As the elections approach Egypt’s presidential candidates have intensified their efforts to court the Egyptian people. Abdel Fattah al-Sisi and Hamdeen Sabbahi have both sat down with several media outlets over the past two weeks to discuss their visions for Egypt. Sisi sat down for his second television interview in as many weeks on Sunday and Monday. Despite his prevalent air time, Sisi has remained remarkably vague about his vision for Egypt’s future. During an interview with Al-Nahar and Dream and Al-Hayah satellite channels on Sunday Sisi defended the opaque nature of his platform saying that it was due to national security concerns. Sisi went on to describe his development policies as a five-year plan and claimed we would not give specifics to avoid “schemers” from trying benefit from said projects.

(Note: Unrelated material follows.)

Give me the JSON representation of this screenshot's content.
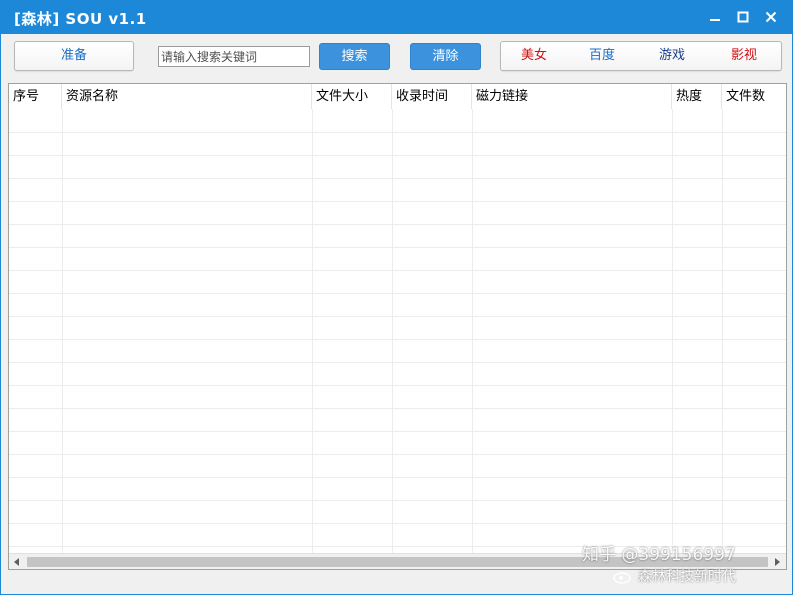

In an earlier interview with Reuters, Sisi urged the international community, and the United States in particular, to assist Egypt in its fight against terrorism. During the interview Sisi described Egypt as “fighting a war against terrorism,” adding “We need American support to fight terrorism, we need American equipment to combat terrorism.” He also warned that the Sinai risked becoming “a base for terrorism.” On the subject of Libya, he criticized the West’s failure to ‘complete’ their mission there stabilize Libya after the fall of Qaddafi. With regards to Egypt’s peace treaty with Israel, Sisi pledged his desire to maintain peace with Israel and help build regional peace.

When asked about how he would address Egypt’s faltering economy, Sisi said that he would address the issue of subsidies. State subsidies have failed to alleviate poverty in Egypt he said, adding that “he rich get more from the subsidies than the poor.” He also said that the military has an important role to play in building Egypt’s infrastructure while denying reports that it owns as much as 40 percent of the economy.

Late last week Sabbahi sat down with Al-Hayat for his third interview in less than week. During the Interview, Sabbahi framed himself as the candidate of change vowing to bring “down the policies of both the Mubarak and Morsi regimes,” if he is elected president. He also expressed a lack of confidence in Sisi’s ability to fight the corruption that has plagued Egypt. During another interview with the Shorouk, an independent Egyptian paper, Sabbahi warned that Egyptians would revolt against Egypt’s next president if he tried to revive Mubarak era policies that impoverished the country.

Throughout his media campaign Sabbahi has insisted the despite institutional bias in the media and government the elections will be free and he is not angling for a future executive position. He has also sharply criticized many young Egyptians’ decision to boycott upcoming elections saying that they should ‘test’ their strength against the heavily favored Sisi. Sabbahi’s campaigning continues to focus on democracy and social justice. In an interview with As-Safir, Sabbahi criticized Sisi’s support for oppressive policies, such as the protest law, that threaten Egyptians’ hopes for democracy.

Image: Photo: Ahmed Abdel-Fatah